> [WHAT YOU ARE ASKED TO DO]: Each line in the listing below that includes "costs" should be counted; give the total and nothing more.

**********

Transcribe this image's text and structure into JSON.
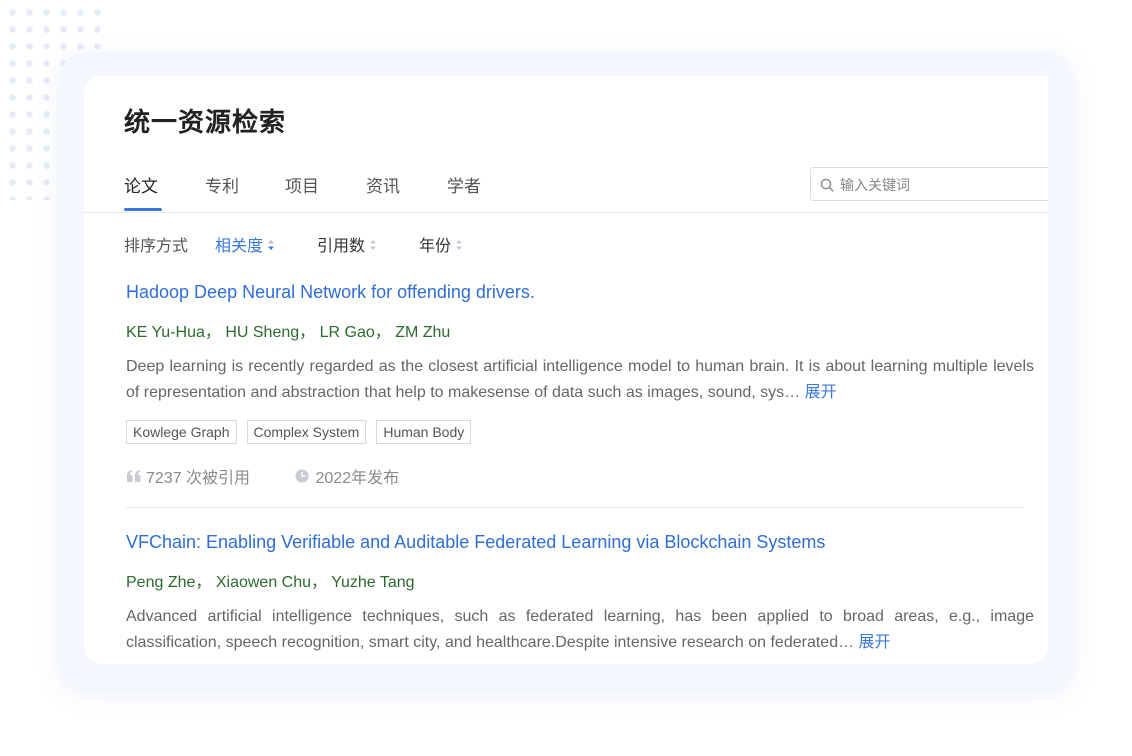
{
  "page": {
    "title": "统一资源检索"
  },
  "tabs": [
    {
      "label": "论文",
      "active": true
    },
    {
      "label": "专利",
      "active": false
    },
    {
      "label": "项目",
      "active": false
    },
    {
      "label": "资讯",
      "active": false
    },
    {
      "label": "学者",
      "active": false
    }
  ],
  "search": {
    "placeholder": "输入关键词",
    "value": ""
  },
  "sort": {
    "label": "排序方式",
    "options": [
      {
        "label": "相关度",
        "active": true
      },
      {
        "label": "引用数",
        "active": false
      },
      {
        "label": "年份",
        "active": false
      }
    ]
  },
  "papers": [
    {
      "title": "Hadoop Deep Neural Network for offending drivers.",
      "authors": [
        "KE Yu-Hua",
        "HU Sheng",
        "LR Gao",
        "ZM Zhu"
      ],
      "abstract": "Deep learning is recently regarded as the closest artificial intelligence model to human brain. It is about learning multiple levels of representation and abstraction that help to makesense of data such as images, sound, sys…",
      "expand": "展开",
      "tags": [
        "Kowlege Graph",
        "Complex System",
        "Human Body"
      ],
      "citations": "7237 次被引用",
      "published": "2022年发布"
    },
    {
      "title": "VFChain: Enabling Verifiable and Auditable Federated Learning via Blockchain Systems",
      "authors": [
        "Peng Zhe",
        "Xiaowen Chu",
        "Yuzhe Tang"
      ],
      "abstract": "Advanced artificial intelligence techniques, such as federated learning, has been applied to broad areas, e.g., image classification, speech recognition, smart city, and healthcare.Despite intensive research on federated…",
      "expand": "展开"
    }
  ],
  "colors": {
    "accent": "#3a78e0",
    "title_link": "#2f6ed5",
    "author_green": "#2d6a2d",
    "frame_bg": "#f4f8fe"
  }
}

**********

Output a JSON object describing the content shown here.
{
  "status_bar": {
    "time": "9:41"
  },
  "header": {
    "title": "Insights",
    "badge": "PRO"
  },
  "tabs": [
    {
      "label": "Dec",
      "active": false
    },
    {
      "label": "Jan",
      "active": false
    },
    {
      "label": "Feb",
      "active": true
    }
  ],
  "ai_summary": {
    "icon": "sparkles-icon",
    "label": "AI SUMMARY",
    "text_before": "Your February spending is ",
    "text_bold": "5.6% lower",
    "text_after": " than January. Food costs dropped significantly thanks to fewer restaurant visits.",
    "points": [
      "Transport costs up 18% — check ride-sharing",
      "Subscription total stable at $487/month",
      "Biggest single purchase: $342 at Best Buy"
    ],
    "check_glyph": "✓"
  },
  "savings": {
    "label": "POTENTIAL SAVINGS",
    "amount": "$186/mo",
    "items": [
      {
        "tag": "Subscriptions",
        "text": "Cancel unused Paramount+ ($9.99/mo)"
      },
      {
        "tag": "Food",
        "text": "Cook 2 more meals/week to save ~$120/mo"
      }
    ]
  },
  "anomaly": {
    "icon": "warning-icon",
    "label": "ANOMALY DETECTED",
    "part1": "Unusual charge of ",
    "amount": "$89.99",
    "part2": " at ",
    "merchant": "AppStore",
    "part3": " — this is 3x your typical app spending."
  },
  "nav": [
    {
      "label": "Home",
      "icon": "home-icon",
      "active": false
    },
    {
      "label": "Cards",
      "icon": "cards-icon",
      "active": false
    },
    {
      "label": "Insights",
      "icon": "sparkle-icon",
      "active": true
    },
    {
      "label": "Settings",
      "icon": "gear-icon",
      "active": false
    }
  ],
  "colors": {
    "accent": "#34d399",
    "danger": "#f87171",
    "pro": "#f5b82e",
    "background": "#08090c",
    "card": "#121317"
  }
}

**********

> [WRITTEN REPLY]: 2